Elder Abuse

Elder abuse is the mistreatment or harming of an older person. It can include physical, emotional, or sexual abuse, along with neglect and financial exploitation. Perpetrators include children, other family members, and spouses—as well as staff at nursing homes, assisted living, and other facilities. Many social factors—for example, a lack of support services and community resources—can make conditions ripe for elder abuse. Ageism (biases against or stereotypes about older people that keep them from being fully a part of their community) also play a role in enabling elder abuse. By changing these contributing factors, we can prevent elder abuse and make sure everyone has the opportunity to thrive as we age.

Nurse intimidating and senior citizen

Up to 5,000,000 older Americans are abused every year, according to the National Council on Aging.


Forms of Abuse


  • Physical – Inflicting physical pain or injury upon an older adult
  • Sexual – Touching, fondling, intercourse, or any other sexual activity with an older adult, when an older adult is unable to understand, unwilling to consent, threatened, or physically forced
  • Emotional – Verbal assaults, threats of abuse, harassment, or intimidation
  • Financial  – Misuse or withholding or an older adult’s resources by another person
  • Neglect – Caregiver’s failure to provide an older adult with life’s necessities, including, but not limited to, food, clothing, shelter, or medical care.
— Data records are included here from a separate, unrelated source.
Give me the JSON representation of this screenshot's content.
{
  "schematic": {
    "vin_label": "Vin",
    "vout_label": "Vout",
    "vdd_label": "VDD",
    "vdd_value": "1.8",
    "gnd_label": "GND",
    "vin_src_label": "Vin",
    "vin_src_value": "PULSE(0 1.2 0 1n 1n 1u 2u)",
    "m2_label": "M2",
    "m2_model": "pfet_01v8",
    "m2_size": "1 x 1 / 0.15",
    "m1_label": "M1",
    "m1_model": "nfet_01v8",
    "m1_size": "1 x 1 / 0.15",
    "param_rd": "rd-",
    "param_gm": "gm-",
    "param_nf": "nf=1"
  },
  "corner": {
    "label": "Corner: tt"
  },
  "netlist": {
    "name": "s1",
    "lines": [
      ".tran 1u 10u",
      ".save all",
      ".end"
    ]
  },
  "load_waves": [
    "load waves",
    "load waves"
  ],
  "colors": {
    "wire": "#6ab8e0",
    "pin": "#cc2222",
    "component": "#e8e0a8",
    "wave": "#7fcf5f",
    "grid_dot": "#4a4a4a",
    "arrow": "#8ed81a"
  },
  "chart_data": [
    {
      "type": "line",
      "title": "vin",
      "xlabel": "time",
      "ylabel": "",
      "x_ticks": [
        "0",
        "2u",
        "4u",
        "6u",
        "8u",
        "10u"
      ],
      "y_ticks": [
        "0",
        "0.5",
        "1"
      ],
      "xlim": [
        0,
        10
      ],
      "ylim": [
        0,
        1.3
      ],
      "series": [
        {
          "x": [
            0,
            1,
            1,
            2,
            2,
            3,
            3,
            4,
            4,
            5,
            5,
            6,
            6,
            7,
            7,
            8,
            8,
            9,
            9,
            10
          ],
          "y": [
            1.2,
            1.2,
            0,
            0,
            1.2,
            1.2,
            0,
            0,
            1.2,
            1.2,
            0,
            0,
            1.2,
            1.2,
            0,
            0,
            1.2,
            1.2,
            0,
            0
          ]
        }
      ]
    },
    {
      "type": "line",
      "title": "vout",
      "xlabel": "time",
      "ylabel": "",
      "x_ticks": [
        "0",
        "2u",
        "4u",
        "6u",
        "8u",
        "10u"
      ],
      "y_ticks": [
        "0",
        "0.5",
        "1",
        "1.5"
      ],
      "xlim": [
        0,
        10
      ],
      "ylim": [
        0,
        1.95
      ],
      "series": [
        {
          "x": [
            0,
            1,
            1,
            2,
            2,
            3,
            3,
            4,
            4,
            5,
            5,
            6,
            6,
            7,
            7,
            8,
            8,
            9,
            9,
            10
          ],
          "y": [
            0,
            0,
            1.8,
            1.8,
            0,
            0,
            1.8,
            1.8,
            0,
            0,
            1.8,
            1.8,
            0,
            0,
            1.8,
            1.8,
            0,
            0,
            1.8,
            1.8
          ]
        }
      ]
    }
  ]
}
Warning Signs


  • Dehydration or unusual weight loss
  • Missing daily living aids (glasses, walker, medications, etc.)
  • Unexplained injuries, bruises, cuts, or sores
  • Unsanitary living conditions and poor hygiene
  • Unattended medical needs


  • Increased fear or anxiety
  • Unusual changes in behavior or sleep
  • Isolation from friends or family
  • Withdrawals from normal activities 


  • Fraudulent signatures on financial documents
  • Unpaid bills
  • Unusual or sudden changes in spending patterns, will, or other financial documents


  • Increased fear or anxiety
  • Unusual changes in behavior or sleep
  • Isolation from friends or family
  • Withdrawals from normal activities

Abusers are both women and men.  In almost 60% of elder abuse and neglect incidents, the perpetrator is a family member.  Two thirds of perpetrators are adult children or spouses – according to the National Council on Aging.

How Can Elder Abuse Be Prevented?

Educating seniors, professionals, caregivers, and the public on abuse is critical to prevention. If you’re an older adult, you can stay safe by:

  • Taking care of your health.

  • Seeking professional help for drug, alcohol, and depression concerns and urging family members to get help for these problems.

  • Attending support groups for spouses and learning about domestic violence services.

  • Staying active in the community and connected with friends and family. This will decrease social isolation, which has been connected to elder abuse.

  • Using direct deposit for all checks.
  • Planning for your own future. With a power of attorney or a living will, you can address health care decisions now to avoid confusion and family problems later. Seek independent advice from someone you trust before signing any documents.
  • Handling your own outgoing and incoming mail.
  • Not giving personal information over the phone. 
  • Having your own phone. 
  • Reviewing your will periodically.
  • Knowing your rights. If you engage the services of a paid or family caregiver, you have the right to voice your preferences and concerns. If you live in a nursing home, call your Long-Term Care Ombudsman. The ombudsman is your advocate and has the power to intervene.

How Can You Help?

  • If the victim is in immediate danger call 9-1-1
  • If someone suspects that an elderly person is being mistreated call one of the following:
    • Your local Adult Protective Services Office
    • Connecticut Long-Term Care Ombudsman 866.388.1888
    • Your local police department (numbers vary by town)
    • State of Connecticut Department of Social Services, Protective Services for the Elderly 888.385.4225
    • Connecticut Medicare Home Health Hotline 800.828.9769

Other Resources